Website and app data records
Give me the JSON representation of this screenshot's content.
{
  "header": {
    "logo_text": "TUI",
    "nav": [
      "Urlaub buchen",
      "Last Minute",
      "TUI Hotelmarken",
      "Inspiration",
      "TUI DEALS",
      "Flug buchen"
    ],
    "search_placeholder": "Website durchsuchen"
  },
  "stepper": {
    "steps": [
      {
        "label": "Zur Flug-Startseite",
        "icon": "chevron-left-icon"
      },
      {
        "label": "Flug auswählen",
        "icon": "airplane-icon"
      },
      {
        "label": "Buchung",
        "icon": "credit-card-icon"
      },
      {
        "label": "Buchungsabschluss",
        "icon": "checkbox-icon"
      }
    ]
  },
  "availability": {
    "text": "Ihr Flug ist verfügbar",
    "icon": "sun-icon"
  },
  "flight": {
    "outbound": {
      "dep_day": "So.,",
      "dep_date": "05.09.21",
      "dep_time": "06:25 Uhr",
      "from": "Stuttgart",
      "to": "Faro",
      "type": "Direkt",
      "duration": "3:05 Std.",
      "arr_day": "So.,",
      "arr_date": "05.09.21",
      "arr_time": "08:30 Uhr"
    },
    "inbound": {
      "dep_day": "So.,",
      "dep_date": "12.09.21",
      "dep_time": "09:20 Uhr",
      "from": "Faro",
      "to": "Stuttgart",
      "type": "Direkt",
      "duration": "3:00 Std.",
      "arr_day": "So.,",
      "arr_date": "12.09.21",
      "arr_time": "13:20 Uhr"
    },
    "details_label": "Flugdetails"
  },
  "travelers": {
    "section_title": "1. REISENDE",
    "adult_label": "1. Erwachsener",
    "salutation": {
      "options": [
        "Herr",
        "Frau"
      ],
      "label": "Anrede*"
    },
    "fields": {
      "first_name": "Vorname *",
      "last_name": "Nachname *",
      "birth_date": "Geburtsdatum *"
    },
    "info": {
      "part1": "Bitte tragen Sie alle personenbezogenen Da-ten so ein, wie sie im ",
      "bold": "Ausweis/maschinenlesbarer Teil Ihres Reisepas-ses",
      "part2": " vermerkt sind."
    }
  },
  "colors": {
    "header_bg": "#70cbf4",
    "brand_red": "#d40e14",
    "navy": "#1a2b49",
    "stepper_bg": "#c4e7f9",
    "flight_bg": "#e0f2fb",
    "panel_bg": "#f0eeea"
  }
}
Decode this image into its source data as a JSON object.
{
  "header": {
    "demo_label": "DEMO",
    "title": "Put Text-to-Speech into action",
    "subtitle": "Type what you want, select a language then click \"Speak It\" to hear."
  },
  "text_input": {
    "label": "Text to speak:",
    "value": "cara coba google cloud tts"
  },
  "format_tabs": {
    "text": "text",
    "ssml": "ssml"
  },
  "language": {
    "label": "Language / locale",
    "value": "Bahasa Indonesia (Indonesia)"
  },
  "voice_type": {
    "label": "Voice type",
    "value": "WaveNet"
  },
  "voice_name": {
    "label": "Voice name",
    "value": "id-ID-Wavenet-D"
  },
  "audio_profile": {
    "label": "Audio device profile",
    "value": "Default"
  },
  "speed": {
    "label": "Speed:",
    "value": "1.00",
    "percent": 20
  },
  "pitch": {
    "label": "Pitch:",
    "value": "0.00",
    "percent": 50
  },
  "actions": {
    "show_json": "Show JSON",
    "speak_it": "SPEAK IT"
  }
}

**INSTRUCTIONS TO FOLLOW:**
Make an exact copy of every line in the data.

**ANSWER BELOW:**
Give me the JSON representation of this screenshot's content.
{
  "header": {
    "logo_text": "TUI",
    "nav": [
      "Urlaub buchen",
      "Last Minute",
      "TUI Hotelmarken",
      "Inspiration",
      "TUI DEALS",
      "Flug buchen"
    ],
    "search_placeholder": "Website durchsuchen"
  },
  "stepper": {
    "steps": [
      {
        "label": "Zur Flug-Startseite",
        "icon": "chevron-left-icon"
      },
      {
        "label": "Flug auswählen",
        "icon": "airplane-icon"
      },
      {
        "label": "Buchung",
        "icon": "credit-card-icon"
      },
      {
        "label": "Buchungsabschluss",
        "icon": "checkbox-icon"
      }
    ]
  },
  "availability": {
    "text": "Ihr Flug ist verfügbar",
    "icon": "sun-icon"
  },
  "flight": {
    "outbound": {
      "dep_day": "So.,",
      "dep_date": "05.09.21",
      "dep_time": "06:25 Uhr",
      "from": "Stuttgart",
      "to": "Faro",
      "type": "Direkt",
      "duration": "3:05 Std.",
      "arr_day": "So.,",
      "arr_date": "05.09.21",
      "arr_time": "08:30 Uhr"
    },
    "inbound": {
      "dep_day": "So.,",
      "dep_date": "12.09.21",
      "dep_time": "09:20 Uhr",
      "from": "Faro",
      "to": "Stuttgart",
      "type": "Direkt",
      "duration": "3:00 Std.",
      "arr_day": "So.,",
      "arr_date": "12.09.21",
      "arr_time": "13:20 Uhr"
    },
    "details_label": "Flugdetails"
  },
  "travelers": {
    "section_title": "1. REISENDE",
    "adult_label": "1. Erwachsener",
    "salutation": {
      "options": [
        "Herr",
        "Frau"
      ],
      "label": "Anrede*"
    },
    "fields": {
      "first_name": "Vorname *",
      "last_name": "Nachname *",
      "birth_date": "Geburtsdatum *"
    },
    "info": {
      "part1": "Bitte tragen Sie alle personenbezogenen Da-ten so ein, wie sie im ",
      "bold": "Ausweis/maschinenlesbarer Teil Ihres Reisepas-ses",
      "part2": " vermerkt sind."
    }
  },
  "colors": {
    "header_bg": "#70cbf4",
    "brand_red": "#d40e14",
    "navy": "#1a2b49",
    "stepper_bg": "#c4e7f9",
    "flight_bg": "#e0f2fb",
    "panel_bg": "#f0eeea"
  }
}
Decode this image into its source data as a JSON object.
{
  "header": {
    "demo_label": "DEMO",
    "title": "Put Text-to-Speech into action",
    "subtitle": "Type what you want, select a language then click \"Speak It\" to hear."
  },
  "text_input": {
    "label": "Text to speak:",
    "value": "cara coba google cloud tts"
  },
  "format_tabs": {
    "text": "text",
    "ssml": "ssml"
  },
  "language": {
    "label": "Language / locale",
    "value": "Bahasa Indonesia (Indonesia)"
  },
  "voice_type": {
    "label": "Voice type",
    "value": "WaveNet"
  },
  "voice_name": {
    "label": "Voice name",
    "value": "id-ID-Wavenet-D"
  },
  "audio_profile": {
    "label": "Audio device profile",
    "value": "Default"
  },
  "speed": {
    "label": "Speed:",
    "value": "1.00",
    "percent": 20
  },
  "pitch": {
    "label": "Pitch:",
    "value": "0.00",
    "percent": 50
  },
  "actions": {
    "show_json": "Show JSON",
    "speak_it": "SPEAK IT"
  }
}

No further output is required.